If you do not have concentrated food coloring you will need a lot more drops. The water should look pretty concentrated in order to color the baking soda. You’ll need a lot to make it vibrant.
Keep in mind the more coloring you use, the more it might stain. So protect your surfaces and use a tray. Clean the tray after use to prevent the food coloring from staining it.
Note: Depending on the size of your mold you may not need as much. If you have a much smaller mold you can halve the recipe.
3. Mix the colored water into the baking soda.
Mix until it becomes a crumbly texture you can mold. If you find the mixture feels too wet to mold, add a little more baking soda in.
4. Take some of the baking soda mixture and press it into the bottom of your mold or ice cube tray.
5. Freeze the mold or tray for 30 minutes or until it feels solid.
6. Carefully pop the snowflakes out of the mold.
7. Use the dropper with vinegar and drop the vinegar onto the snowflakes.
TIP: to save vinegar, mix it with half water and it will still work!
Continue until your snowflake is finished fizzing!
Note: If you do not plan to use the snowflakes right away, leave in the freezer until you are ready to use.
Kids will love this winter science experiment. It is a lot of fun to make the snowflakes and see them fizz!
More Activities for Kids
This dry erase marker snowflake science experiment is a lot of fun!

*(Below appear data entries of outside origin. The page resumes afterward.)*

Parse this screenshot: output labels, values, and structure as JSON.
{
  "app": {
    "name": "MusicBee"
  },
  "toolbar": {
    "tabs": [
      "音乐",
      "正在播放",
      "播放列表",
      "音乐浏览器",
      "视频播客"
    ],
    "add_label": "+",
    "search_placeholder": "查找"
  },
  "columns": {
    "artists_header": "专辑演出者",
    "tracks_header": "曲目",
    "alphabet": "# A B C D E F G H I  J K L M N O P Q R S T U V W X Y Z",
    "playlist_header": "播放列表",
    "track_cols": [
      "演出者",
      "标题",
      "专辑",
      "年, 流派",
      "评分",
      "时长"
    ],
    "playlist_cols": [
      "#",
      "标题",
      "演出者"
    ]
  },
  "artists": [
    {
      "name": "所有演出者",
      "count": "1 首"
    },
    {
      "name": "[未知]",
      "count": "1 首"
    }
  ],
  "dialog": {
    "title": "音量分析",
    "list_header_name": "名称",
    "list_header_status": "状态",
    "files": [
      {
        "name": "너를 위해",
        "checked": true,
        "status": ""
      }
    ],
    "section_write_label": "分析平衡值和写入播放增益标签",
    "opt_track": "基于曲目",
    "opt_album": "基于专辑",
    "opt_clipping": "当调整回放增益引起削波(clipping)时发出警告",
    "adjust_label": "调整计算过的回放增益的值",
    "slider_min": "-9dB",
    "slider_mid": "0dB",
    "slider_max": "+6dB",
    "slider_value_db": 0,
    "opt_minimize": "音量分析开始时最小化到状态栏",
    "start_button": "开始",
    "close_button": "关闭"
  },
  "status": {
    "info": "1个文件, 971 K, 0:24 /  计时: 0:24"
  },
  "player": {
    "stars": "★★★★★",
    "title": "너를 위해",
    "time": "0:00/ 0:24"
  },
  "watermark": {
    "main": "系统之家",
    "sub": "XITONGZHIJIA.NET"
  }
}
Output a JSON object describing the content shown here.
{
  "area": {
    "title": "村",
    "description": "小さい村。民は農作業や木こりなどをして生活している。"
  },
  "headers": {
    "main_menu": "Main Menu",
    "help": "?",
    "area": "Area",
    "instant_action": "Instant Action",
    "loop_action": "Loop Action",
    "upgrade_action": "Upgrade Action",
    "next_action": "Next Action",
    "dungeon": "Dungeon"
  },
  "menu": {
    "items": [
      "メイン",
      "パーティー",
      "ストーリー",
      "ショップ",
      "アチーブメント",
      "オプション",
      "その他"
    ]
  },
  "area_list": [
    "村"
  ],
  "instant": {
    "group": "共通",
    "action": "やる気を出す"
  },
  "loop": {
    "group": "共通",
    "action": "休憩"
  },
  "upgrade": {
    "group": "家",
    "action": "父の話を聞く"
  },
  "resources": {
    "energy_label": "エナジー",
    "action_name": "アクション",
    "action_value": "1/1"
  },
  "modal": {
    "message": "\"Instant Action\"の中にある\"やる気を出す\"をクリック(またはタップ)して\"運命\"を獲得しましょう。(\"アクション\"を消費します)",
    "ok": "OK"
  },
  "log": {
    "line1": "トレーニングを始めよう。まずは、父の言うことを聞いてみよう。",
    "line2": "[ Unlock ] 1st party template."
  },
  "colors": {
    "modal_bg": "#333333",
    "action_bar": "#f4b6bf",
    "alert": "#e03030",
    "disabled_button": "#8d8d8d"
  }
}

Try this salt painted snowflakes process art activity!
For a similar activity, see these fizzy dinosaur eggs.